## Instructions for the task
The answer must be a single number: how many lines of the records below hold the word "image".

## Records for the exercise
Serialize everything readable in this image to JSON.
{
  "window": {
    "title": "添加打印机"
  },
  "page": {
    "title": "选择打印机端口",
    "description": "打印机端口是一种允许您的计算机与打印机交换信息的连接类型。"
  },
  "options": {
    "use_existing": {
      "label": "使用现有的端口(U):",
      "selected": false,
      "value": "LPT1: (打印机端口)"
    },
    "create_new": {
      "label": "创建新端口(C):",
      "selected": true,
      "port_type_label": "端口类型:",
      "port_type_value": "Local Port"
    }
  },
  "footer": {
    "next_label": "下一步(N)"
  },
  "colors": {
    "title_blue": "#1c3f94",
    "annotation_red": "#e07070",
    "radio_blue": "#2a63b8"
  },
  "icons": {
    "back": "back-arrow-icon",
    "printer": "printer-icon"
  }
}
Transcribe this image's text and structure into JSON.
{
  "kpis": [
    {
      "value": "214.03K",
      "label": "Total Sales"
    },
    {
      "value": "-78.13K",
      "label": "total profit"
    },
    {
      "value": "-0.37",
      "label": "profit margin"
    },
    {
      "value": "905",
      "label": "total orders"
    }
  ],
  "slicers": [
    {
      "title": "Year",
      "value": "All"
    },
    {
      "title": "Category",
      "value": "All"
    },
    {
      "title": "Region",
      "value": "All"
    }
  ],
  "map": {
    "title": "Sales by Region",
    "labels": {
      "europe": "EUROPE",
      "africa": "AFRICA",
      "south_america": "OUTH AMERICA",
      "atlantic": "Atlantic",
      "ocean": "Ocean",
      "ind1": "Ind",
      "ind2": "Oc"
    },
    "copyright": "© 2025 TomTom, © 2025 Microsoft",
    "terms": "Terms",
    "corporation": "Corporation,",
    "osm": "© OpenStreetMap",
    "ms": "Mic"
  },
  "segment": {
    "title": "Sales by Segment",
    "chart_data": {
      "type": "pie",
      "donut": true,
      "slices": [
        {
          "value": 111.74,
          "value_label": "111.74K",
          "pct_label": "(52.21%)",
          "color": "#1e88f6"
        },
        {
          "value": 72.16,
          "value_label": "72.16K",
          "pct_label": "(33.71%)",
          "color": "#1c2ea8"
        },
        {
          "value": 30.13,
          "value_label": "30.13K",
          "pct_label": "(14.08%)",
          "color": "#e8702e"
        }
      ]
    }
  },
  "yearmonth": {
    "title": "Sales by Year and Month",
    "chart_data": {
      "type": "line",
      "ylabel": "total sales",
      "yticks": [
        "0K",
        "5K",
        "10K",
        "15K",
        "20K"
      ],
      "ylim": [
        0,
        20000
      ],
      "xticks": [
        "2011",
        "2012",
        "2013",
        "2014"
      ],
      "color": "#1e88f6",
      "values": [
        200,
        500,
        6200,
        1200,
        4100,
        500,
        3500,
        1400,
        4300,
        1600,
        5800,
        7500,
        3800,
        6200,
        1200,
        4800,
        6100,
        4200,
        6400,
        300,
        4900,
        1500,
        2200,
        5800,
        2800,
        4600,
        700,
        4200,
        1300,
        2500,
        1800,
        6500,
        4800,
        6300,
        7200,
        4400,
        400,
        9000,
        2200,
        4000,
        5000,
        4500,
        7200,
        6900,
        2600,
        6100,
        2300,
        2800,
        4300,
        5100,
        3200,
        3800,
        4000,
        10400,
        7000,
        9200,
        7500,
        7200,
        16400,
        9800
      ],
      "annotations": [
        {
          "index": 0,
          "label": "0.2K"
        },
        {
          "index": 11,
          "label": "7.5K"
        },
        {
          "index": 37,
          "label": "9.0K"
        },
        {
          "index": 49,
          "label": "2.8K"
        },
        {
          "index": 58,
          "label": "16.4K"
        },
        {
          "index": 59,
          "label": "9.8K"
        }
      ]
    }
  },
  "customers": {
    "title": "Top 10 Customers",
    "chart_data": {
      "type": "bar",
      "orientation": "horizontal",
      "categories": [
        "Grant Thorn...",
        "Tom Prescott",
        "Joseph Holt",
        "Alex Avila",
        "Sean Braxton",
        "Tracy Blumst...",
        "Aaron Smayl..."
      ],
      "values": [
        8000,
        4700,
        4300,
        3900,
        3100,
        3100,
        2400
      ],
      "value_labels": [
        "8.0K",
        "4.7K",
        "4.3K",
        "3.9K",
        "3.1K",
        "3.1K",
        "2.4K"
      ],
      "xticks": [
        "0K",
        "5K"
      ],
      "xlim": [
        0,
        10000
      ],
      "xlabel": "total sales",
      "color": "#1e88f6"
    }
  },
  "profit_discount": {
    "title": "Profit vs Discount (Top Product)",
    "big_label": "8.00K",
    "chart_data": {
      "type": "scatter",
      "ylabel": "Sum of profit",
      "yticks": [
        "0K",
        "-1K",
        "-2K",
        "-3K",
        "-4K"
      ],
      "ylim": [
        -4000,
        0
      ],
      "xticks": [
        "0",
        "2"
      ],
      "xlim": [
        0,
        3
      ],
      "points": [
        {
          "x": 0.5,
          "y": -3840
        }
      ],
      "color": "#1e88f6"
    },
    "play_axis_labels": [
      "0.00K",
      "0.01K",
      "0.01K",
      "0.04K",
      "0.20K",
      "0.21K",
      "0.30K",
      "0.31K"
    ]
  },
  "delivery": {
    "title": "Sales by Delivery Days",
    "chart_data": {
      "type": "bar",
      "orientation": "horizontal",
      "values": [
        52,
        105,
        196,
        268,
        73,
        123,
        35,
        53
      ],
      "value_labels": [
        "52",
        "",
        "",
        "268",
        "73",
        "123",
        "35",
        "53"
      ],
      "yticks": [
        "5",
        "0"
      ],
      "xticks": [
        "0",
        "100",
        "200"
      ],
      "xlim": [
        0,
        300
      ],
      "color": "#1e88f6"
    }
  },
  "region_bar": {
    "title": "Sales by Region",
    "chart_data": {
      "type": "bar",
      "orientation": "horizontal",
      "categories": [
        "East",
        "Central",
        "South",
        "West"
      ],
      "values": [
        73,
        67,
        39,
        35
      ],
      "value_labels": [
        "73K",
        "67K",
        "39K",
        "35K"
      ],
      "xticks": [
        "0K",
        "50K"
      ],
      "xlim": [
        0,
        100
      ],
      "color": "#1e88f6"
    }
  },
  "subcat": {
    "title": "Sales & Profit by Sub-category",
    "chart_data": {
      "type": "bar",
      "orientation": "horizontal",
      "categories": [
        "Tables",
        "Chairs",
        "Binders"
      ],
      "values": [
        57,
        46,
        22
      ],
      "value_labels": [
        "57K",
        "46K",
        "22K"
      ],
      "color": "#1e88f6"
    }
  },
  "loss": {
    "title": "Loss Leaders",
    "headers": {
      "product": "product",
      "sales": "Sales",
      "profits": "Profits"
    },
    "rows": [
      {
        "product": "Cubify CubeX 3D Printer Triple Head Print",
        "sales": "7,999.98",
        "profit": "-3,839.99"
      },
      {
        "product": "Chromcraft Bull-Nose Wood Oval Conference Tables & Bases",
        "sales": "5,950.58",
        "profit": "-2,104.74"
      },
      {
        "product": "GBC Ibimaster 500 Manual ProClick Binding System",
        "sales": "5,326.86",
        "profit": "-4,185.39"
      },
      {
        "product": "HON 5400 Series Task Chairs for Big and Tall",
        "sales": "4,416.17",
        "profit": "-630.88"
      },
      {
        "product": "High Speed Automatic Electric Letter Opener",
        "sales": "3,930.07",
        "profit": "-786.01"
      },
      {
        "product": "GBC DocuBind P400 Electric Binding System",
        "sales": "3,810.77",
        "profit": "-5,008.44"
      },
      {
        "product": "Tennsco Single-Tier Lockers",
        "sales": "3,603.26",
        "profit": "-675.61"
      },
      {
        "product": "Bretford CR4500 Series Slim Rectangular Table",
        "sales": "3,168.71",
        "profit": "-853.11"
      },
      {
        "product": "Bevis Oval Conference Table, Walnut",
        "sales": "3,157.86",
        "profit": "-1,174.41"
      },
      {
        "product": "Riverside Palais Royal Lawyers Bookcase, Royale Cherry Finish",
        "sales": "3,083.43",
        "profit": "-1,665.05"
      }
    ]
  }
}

## Written answer
2